Streamlining operations with software

As in many industries, specialized software is helping funeral homes streamline operations, with tools for everything from case management to marketing. These programs can save valuable time and improve service by keeping all key information in one place.

For example, FuneralTech’s all-in-one solution includes features for:

– Managing funeral information, documents, and checklists 

– Tracking decedent locations and transfer logistics

– Generating forms, contracts, and other paperwork

– Collecting online payments and donations

– Coordinating staff schedules and tasks

This kind of end-to-end system is becoming increasingly essential as customer expectations for seamless, digitally-enabled experiences rise. It ensures nothing falls through the cracks and frees up staff to focus on more meaningful interactions with families.
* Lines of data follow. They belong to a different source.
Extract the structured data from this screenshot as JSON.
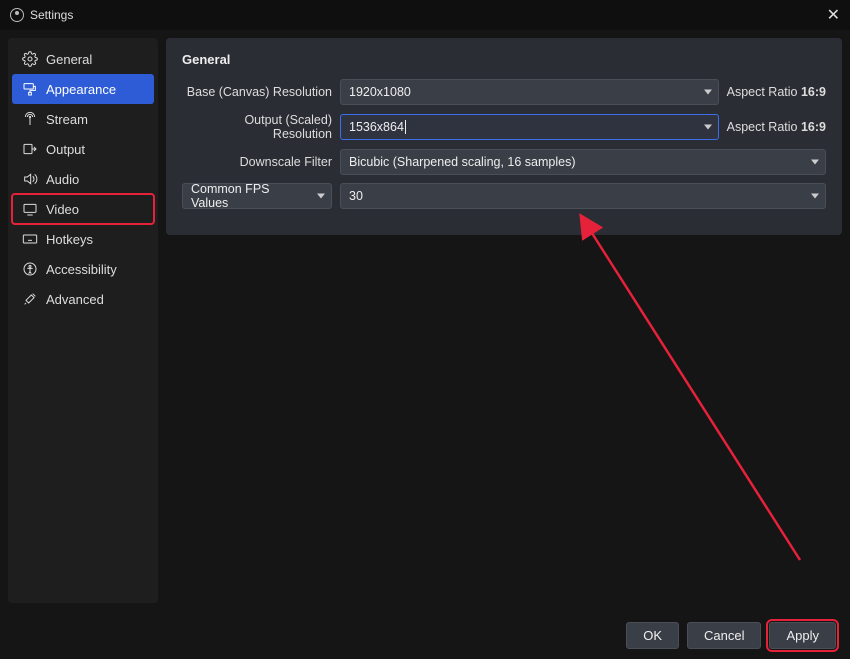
{
  "window": {
    "title": "Settings"
  },
  "sidebar": {
    "items": [
      {
        "label": "General"
      },
      {
        "label": "Appearance"
      },
      {
        "label": "Stream"
      },
      {
        "label": "Output"
      },
      {
        "label": "Audio"
      },
      {
        "label": "Video"
      },
      {
        "label": "Hotkeys"
      },
      {
        "label": "Accessibility"
      },
      {
        "label": "Advanced"
      }
    ]
  },
  "panel": {
    "section_title": "General",
    "base_label": "Base (Canvas) Resolution",
    "base_value": "1920x1080",
    "base_aspect_label": "Aspect Ratio ",
    "base_aspect_value": "16:9",
    "output_label": "Output (Scaled) Resolution",
    "output_value": "1536x864",
    "output_aspect_label": "Aspect Ratio ",
    "output_aspect_value": "16:9",
    "downscale_label": "Downscale Filter",
    "downscale_value": "Bicubic (Sharpened scaling, 16 samples)",
    "fps_type_label": "Common FPS Values",
    "fps_value": "30"
  },
  "footer": {
    "ok": "OK",
    "cancel": "Cancel",
    "apply": "Apply"
  }
}
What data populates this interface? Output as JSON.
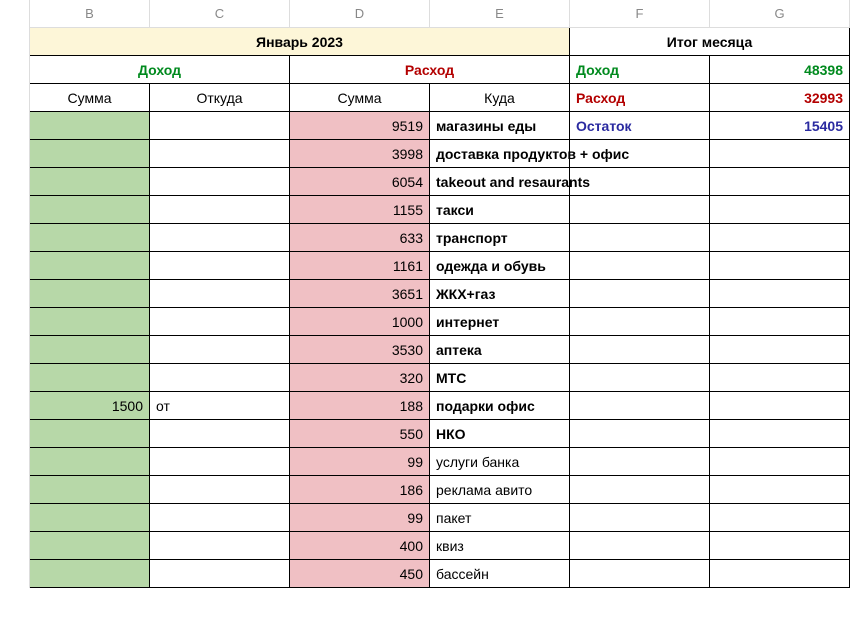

Other types of software that are proving invaluable for funeral professionals include:

Customer relationship management (CRM) – Keeping track of client families and their preferences, as well as leads and pre-need contracts.

Accounting and payroll – Managing finances and paying staff efficiently.

Marketing automation – Handling repetitive tasks like email newsletters and social media posting.

Website builders – Creating interactive, e-commerce enabled sites without coding.

As the funeral industry plays technological catch-up with other fields, providers that implement the right software stand to gain a significant competitive edge. Choosing flexible, funeral-specific solutions that connect seamlessly is key.

Putting it all together

The funeral industry is on the cusp of a technological revolution that will change the way providers operate and families celebrate the lives of their loved ones. From online arrangements to 3D printed urns to AI-generated memorials, a host of innovations are poised to disrupt business as usual.

For entrepreneurs and forward-thinking funeral professionals, this digital shift presents significant opportunities to:

– Increase market share and revenue by meeting growing consumer demand for convenient, personalized, technology-enabled experiences.

– Boost efficiency and reduce costs by automating time-consuming tasks and processes.

– Offer stand-out services that attract a new generation of customers and build lasting brand loyalty.

Of course, integrating emerging technologies into a traditionally slow-to-adopt industry is not without challenges. It will require investment in new equipment, software, and training, as well as a willingness to experiment and iterate.

But the funeral providers that embrace innovation now will be well-positioned to thrive in the years ahead. By staying attuned to the latest trends and tools – and always keeping the needs of families front and center – they can create meaningful, memorable experiences that honor the dead and comfort the living.

Key Takeaways

– Online platforms like FuneralFolio are simplifying funeral planning with easy-to-use templates and collaborative tools.

– 3D printing is enabling mass customization of urns, memorial jewelry, and other items.

– Virtual and augmented reality can create immersive experiences for remote mourners or digital tributes.

– Artificial intelligence is being harnessed to generate personalized funeral recommendations based on online data.

– Specialized software is helping funeral homes streamline everything from case management to marketing.

– To thrive in a changing market, funeral professionals must embrace new technologies while still providing a human touch.

Is your funeral home ready for the digital age? Now is the time to explore how technologies like those discussed here could elevate the level of service you provide. With creativity and care, you can harness innovation to create unforgettable farewells that families will cherish forever.